4. A drilling fluid composition comprising (1) an emulsified liquid suspending medium comprising between about 20 and about 90 percent by volume of a hydrocarbon oil as the continuous phase, between about 80 and about 10 percent by volume of water as the dispersed phase, and sufficient of a polyamide compound of th general formula:
CH2CHzN- R-(JO wherein R is selected from the class consisting of alkyl and alkenyl radicals containing from 11 to 21 carbon atoms and x represents an integer from 2 to 5, to maintain said water stably and uniformly dispersed in said oil, (2) sufiicient of a hydratable clay to reduce the loss of said liquid suspending medium due to filtration but insufficient to increase the viscosity of the composition to such an extent that it cannot readily be pumped, and (3) a suspended normally oleophobic finely-divided inorganic solid in such an amount that the composition has an apparent density between about and about 125 lbs./ cu. ft.

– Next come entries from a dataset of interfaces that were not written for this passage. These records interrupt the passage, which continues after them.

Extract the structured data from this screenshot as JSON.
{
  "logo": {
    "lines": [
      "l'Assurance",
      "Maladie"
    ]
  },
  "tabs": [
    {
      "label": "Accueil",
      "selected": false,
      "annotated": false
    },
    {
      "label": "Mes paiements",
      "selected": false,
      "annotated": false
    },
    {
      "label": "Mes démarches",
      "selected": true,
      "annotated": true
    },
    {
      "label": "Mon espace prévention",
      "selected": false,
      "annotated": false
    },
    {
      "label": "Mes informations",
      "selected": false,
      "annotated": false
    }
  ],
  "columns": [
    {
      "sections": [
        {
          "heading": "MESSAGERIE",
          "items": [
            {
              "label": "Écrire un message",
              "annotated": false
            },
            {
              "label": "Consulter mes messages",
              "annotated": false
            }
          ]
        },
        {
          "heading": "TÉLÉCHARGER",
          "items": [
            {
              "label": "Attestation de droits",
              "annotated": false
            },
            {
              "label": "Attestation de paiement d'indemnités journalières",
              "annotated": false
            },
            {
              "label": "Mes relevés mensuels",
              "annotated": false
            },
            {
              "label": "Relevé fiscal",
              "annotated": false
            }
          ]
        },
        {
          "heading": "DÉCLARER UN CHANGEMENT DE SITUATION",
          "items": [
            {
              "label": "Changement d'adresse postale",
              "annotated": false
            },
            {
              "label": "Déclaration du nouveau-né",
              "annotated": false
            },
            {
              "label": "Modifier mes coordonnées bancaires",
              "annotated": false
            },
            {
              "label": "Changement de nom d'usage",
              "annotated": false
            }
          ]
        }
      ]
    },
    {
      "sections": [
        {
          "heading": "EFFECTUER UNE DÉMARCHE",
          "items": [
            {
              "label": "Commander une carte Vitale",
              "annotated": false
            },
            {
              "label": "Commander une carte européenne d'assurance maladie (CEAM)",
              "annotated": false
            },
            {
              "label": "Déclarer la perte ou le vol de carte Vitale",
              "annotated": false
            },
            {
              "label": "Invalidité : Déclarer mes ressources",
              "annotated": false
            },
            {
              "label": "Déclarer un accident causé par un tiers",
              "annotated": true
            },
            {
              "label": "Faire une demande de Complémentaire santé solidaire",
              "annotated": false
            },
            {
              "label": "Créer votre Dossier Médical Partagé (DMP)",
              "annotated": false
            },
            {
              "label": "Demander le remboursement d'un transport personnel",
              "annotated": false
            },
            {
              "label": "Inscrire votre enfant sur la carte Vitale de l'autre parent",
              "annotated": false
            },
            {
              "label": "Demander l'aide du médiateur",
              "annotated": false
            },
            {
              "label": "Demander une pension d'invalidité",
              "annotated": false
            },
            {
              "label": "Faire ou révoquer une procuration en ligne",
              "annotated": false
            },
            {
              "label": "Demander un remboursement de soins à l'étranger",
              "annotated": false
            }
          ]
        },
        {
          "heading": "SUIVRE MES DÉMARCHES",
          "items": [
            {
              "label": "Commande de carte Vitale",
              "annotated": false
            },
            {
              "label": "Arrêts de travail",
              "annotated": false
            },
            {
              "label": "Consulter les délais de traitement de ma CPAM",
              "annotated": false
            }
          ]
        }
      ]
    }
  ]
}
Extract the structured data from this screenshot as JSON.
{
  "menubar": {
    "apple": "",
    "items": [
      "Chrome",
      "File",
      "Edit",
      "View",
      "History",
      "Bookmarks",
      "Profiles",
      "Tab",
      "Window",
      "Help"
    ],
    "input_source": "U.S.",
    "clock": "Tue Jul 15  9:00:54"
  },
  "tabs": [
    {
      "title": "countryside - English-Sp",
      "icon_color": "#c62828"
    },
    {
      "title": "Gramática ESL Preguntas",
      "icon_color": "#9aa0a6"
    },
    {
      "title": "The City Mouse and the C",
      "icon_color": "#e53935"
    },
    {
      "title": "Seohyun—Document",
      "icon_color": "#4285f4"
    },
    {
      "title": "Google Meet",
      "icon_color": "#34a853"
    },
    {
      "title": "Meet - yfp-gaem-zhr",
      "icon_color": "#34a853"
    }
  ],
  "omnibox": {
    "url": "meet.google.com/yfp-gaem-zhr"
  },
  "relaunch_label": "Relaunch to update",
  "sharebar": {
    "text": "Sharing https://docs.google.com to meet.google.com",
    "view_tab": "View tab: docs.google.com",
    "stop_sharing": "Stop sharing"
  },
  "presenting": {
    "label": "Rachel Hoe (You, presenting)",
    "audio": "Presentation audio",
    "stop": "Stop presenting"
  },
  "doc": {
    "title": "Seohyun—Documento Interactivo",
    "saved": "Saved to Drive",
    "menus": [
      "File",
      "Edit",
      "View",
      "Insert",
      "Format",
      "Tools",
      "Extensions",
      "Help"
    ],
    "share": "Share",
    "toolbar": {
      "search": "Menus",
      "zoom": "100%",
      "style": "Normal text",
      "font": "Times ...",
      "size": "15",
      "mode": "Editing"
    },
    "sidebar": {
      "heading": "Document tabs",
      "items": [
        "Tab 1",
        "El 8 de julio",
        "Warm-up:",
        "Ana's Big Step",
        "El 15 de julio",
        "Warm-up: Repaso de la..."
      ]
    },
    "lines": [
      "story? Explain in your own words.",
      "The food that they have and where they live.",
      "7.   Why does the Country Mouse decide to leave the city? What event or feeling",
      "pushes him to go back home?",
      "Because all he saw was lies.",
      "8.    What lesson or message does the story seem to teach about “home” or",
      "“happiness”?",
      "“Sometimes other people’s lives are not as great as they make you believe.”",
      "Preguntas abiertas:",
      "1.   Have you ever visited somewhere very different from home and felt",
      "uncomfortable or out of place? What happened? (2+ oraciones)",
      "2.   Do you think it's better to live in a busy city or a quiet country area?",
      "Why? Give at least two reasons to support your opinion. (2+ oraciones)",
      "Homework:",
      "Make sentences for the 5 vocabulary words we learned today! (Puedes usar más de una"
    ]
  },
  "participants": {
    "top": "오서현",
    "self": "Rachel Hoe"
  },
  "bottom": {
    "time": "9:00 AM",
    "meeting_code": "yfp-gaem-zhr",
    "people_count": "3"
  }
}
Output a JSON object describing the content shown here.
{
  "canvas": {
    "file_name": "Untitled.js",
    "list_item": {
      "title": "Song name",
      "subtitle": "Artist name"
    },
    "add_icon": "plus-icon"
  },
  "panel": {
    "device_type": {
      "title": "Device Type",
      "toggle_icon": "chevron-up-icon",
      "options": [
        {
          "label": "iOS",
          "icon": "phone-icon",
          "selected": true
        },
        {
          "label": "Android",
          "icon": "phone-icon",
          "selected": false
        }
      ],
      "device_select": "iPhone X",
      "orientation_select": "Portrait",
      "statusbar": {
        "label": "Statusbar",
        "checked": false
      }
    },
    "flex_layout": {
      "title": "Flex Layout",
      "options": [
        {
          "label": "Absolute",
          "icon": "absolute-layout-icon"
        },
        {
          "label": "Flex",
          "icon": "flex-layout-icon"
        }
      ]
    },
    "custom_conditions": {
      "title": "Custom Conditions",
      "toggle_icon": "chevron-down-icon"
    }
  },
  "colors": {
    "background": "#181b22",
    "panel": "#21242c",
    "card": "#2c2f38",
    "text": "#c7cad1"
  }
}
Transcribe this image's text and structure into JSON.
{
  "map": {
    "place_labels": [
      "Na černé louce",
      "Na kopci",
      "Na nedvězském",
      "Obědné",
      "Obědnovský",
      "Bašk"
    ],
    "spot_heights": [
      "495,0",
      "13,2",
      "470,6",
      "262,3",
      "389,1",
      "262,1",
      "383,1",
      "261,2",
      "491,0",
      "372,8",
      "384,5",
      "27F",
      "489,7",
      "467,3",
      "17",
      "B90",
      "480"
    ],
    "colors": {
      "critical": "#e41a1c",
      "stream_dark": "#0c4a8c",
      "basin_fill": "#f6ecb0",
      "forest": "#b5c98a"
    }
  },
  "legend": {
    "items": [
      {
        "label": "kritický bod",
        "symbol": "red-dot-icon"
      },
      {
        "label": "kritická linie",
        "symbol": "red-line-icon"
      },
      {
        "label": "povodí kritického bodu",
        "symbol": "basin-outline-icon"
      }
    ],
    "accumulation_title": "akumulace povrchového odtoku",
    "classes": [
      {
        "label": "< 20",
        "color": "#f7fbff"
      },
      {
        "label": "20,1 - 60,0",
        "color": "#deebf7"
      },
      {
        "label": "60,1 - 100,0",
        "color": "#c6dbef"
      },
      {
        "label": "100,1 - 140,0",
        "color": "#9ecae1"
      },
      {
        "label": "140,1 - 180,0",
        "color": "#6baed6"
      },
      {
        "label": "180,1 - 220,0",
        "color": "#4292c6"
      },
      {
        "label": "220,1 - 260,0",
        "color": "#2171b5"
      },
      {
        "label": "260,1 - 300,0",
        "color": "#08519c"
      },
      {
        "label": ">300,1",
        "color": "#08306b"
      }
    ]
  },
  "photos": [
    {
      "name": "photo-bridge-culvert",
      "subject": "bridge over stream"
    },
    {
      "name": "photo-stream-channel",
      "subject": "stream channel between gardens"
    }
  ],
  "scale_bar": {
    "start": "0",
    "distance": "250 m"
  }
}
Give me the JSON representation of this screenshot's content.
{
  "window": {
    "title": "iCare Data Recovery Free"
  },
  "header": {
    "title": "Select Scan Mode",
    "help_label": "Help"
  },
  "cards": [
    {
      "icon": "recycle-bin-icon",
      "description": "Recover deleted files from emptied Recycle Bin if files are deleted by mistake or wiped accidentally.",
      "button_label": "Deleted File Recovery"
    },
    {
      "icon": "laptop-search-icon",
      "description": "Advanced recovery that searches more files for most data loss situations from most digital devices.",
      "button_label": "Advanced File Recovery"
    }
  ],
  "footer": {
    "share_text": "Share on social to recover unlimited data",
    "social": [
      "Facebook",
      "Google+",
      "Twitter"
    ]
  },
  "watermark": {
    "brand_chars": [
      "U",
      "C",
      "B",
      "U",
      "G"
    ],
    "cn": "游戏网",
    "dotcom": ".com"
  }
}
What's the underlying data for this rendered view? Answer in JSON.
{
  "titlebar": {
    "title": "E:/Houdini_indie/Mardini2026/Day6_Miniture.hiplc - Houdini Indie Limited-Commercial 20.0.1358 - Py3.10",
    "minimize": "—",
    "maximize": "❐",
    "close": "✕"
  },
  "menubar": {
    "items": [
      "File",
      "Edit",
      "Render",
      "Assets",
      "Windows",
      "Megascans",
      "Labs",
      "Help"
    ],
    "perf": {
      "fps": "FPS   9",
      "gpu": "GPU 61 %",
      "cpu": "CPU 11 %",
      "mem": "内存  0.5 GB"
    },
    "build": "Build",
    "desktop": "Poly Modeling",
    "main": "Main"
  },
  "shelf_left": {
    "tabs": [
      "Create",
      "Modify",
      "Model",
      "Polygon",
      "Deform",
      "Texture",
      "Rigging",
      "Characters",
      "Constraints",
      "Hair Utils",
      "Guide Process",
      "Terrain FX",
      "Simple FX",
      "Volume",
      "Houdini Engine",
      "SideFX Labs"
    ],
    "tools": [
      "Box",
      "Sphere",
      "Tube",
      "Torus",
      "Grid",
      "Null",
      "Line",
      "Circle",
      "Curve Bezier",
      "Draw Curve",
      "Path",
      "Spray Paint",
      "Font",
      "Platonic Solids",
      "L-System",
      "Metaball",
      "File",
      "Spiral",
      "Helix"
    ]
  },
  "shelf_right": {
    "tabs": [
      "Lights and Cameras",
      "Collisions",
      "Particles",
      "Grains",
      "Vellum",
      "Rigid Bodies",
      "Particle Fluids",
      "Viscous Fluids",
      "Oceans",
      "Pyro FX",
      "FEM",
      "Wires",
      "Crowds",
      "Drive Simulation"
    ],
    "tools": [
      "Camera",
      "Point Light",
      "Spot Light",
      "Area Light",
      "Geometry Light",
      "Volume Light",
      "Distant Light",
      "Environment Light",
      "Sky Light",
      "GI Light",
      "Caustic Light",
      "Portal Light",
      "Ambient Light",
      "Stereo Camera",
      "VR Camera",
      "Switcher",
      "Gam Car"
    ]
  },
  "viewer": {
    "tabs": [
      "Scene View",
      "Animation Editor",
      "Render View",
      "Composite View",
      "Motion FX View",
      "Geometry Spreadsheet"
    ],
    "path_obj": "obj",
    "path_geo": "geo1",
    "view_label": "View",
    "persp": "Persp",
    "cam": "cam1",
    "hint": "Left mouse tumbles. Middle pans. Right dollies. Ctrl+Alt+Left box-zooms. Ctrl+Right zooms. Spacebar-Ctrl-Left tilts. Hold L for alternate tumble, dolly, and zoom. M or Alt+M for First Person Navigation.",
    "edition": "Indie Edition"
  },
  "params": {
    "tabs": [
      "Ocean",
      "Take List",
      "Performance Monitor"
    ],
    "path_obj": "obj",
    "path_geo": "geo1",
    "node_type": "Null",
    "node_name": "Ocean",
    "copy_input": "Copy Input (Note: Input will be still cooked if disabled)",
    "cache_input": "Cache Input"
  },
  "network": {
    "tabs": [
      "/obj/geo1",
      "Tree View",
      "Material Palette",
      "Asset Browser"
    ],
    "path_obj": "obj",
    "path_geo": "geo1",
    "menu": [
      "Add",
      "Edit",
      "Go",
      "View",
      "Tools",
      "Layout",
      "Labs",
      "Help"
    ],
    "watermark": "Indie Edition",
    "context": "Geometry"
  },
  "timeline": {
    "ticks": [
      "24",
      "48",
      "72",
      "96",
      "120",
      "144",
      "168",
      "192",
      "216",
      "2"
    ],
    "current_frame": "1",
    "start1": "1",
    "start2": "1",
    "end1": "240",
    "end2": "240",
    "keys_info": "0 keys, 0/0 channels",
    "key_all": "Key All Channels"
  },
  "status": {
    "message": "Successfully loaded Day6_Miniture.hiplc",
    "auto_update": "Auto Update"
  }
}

5. A composition as defined by claim 4 wherein the said polyamide compound is present in an amount corresponding to between about 0.5 and about 5 percent of the combined weight of said oil and said water.
6. A composition as defined by claim 4 wherein the said clay is present in an amount .representing between about 2 and about 15 percent by weight of the said liquid suspending medium.
7. A drilling fluid composition comprising (1) an emulsified liquid suspending medium comprising between about 20 and about '90 percent by volume of a hydrocarbon oil as the continuous phase, between about and about 10 percent by volume of water as the dispersed phase, and between about 0.5 and about 5 percent, based on the combined weight of said oil and said Water, of a polyamide compound of the general formula:
CHCH N R( JO wherein R is selected from the class consisting of alkyl and alkenyl radicals containing from 11 to 21 carbon atoms and x represents an integer from 2 to 5; (2) between about 2 and about 15 percent, based on the weight of said liquid suspending medium, of a hydratable clay; and (3) a suspended normally oleophobic finely-divided inorganic solid in such amount that the composition has an apparent density between about 65 and about lbs/cu. ft.
References Cited in the file of this patent UNITED STATES PATENTS 2,099,825 Rolshausen et al Nov. 23, 1937 2,280,830 Johnson Apr. 28, 1942 2,347,178 Fritz et al. Apr. 25, 1944 2,400,001 Grupelli May 7, 1946 2,509,588 Dawson May 30, 1950 2,661,334 Lummus Dec. 1, 1953 2,689,219 Menaul Sept. 14, 1954 2,797,196 Dunn et al. June 25, 1957 2,802,531 Cardwell et al. Aug. 13, 1957 FOREIGN PATENTS 337,368 Great Britain Oct. 27, 1930 657,419 Great Britain Sept. 19, 1951